CHICAGO, IL – Chicago police officer Jason Van Dyke was convicted of second-degree murder and 16 counts of aggravated battery with a firearm stemming from the fatal shooting of 17-year-old Laquan McDonald. Van Dyke was found not guilty of official conduct, and his bail also was revoked following the verdict Friday.

Van Dyke sat expressionless in the courtroom as he heard the guilty verdicts being read off, from the second-degree count to the 16 counts of aggravated, one count for each time McDonald was shot. The reaction outside the Leighton Courthouse was peaceful as protesters heard the decision, and many more plan to go to City Hall for what is described as a celebratory demonstration.

McDonald’s family was not in the courtroom to hear the verdict. The family plans to speak about the decision at around 4:30 p.m., said Janette Wilson, a senior adviser for the Rev. Jesse Jackson’s Rainbow PUSH Coalition.

“I think this is historic for Chicago,” Wilson said during a press conference. She added that she hopes this verdict allows for a closer look at excessive police force, training and accountability.

“We don’t need Rambo cops shooting young children,” Wilson said.

Outside the courthouse after the verdict was read, there was a celebratory mood among most demonstrators.

“I’m just happy we got something,” one activist said.

But not everyone was pleased with the jury’s decision. Kevin Graham, president of the Chicago Fraternal Order of

Police, said he was disappointed by the verdict, adding that certain evidence wasn’t presented and that the trial should have had a change of venue.

“Mark my words: There will be an appeal,” he said during a press conference.

“In this court case, they’re not supporting law enforcement,” Wilson added.

Van Dyke’s attorney, Dan Herbert, echoed Wilson’s sentiments, calling it “a sad day for law enforcement.”

In describing Van Dyke’s reaction to the verdict, Herbert said his client and his client’s family was relieved that a “death sentence” — what could’ve been a life sentence under first-degree murder verdict — wasn’t delivered.

“I just talked to Jason … and I told him, ‘You just went into a heavyweight boxing match with Mike Tyson, and you’re still standing,'” he said.

Herbert also warned of what he called the “Ferguson effect,” referring to the Missouri fatal shooting of black teenager Michael Brown by a white police officer, an event that created unrest in the St. Louis area just more than two months before McDonald’s death.
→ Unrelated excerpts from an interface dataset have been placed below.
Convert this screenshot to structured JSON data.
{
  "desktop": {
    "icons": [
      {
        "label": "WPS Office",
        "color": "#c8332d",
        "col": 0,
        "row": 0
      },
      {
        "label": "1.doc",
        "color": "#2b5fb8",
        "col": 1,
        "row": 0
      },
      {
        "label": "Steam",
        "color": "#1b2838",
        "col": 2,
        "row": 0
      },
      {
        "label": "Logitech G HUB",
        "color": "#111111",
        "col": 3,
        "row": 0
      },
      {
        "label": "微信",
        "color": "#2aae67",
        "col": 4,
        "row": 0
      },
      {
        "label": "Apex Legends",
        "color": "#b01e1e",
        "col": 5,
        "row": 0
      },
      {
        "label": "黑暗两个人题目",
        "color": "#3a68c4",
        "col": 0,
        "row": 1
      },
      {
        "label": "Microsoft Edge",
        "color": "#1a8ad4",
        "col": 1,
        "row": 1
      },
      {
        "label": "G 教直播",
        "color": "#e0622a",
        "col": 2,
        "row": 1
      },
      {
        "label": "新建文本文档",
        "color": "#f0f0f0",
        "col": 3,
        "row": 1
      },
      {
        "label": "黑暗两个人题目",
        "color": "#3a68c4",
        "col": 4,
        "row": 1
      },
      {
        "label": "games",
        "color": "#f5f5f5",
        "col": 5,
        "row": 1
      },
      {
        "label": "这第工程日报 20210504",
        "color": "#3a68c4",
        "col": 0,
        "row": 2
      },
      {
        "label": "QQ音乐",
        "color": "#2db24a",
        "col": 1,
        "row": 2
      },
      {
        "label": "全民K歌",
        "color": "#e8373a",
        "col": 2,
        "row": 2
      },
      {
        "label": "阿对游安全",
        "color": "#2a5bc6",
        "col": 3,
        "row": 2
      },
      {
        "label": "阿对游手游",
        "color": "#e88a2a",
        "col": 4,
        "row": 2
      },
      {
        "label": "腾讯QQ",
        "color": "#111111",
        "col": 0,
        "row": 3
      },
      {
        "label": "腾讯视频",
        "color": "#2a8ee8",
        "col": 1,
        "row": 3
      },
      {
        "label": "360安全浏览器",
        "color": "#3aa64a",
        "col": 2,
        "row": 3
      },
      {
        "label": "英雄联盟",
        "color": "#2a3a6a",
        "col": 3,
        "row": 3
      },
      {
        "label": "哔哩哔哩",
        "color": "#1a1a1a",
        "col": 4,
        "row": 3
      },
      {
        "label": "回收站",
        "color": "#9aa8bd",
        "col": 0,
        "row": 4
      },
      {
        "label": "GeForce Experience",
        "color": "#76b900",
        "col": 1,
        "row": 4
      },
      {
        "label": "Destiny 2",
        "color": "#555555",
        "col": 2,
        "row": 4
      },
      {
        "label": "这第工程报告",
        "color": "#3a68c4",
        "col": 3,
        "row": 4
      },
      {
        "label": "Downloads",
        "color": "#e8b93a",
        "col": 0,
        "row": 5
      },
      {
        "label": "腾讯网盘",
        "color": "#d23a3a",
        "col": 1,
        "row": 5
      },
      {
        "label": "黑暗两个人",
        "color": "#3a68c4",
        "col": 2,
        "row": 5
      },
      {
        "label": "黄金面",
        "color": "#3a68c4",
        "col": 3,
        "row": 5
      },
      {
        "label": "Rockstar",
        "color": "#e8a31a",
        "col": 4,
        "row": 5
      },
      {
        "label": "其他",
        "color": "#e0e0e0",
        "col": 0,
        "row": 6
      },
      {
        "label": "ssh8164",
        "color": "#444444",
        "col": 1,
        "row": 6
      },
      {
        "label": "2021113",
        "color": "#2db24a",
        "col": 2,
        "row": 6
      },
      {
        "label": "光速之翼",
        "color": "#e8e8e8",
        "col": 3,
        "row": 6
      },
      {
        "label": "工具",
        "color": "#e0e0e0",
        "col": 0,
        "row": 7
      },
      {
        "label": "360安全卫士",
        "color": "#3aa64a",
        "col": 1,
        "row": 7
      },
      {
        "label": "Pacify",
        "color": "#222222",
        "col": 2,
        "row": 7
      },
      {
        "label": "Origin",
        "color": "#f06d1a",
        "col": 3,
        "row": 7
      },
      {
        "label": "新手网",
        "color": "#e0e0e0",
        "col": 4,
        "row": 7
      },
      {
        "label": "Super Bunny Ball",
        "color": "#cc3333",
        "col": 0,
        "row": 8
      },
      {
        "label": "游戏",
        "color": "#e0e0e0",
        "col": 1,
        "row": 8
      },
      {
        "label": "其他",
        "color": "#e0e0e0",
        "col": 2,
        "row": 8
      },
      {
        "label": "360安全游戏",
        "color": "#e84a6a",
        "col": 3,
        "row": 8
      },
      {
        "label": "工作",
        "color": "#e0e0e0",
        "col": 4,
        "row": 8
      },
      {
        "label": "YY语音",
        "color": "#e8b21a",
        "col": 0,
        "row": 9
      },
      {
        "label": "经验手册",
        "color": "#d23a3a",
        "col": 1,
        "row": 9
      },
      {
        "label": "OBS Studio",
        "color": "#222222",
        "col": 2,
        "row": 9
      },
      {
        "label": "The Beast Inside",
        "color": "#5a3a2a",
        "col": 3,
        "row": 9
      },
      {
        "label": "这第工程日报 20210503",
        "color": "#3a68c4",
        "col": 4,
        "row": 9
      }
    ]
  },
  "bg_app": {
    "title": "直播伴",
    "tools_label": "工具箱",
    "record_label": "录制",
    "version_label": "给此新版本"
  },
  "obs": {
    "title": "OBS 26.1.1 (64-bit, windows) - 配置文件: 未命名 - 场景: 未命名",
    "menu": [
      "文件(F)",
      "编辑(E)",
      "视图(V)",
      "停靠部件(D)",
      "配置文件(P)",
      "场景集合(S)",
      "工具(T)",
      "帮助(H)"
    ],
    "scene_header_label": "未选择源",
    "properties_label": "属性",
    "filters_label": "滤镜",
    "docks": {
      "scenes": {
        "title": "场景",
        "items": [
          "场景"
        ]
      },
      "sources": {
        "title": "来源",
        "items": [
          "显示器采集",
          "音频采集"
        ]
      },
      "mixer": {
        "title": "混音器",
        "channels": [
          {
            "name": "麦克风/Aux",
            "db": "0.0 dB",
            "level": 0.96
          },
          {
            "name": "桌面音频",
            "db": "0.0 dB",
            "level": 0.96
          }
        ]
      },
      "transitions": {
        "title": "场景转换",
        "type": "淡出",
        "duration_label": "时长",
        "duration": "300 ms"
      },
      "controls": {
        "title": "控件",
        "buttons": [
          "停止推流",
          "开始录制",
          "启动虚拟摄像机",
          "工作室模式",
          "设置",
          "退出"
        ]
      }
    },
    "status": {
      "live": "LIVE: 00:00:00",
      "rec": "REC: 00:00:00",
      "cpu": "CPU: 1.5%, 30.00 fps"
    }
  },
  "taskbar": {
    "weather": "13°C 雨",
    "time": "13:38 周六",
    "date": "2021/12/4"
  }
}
He said the Van Dyke verdict could make officers hesitant to respond to potentially dangerous situations. “Police officers are going to become security guards,” he said.

Herbert said he will appeal the verdict.

Van Dyke was on trial for the October 2014 shooting of McDonald during an incident on the South Side on Oct. 20, 2014. He has pleaded not guilty of first-degree murder and 16 counts of aggravated battery. Van Dyke also faces a count of official misconduct.

But on Thursday, jurors were given instructions for the first time that they could consider second-degree murder charges, an offense carrying a prison sentence of four to 20 years, which is also probational.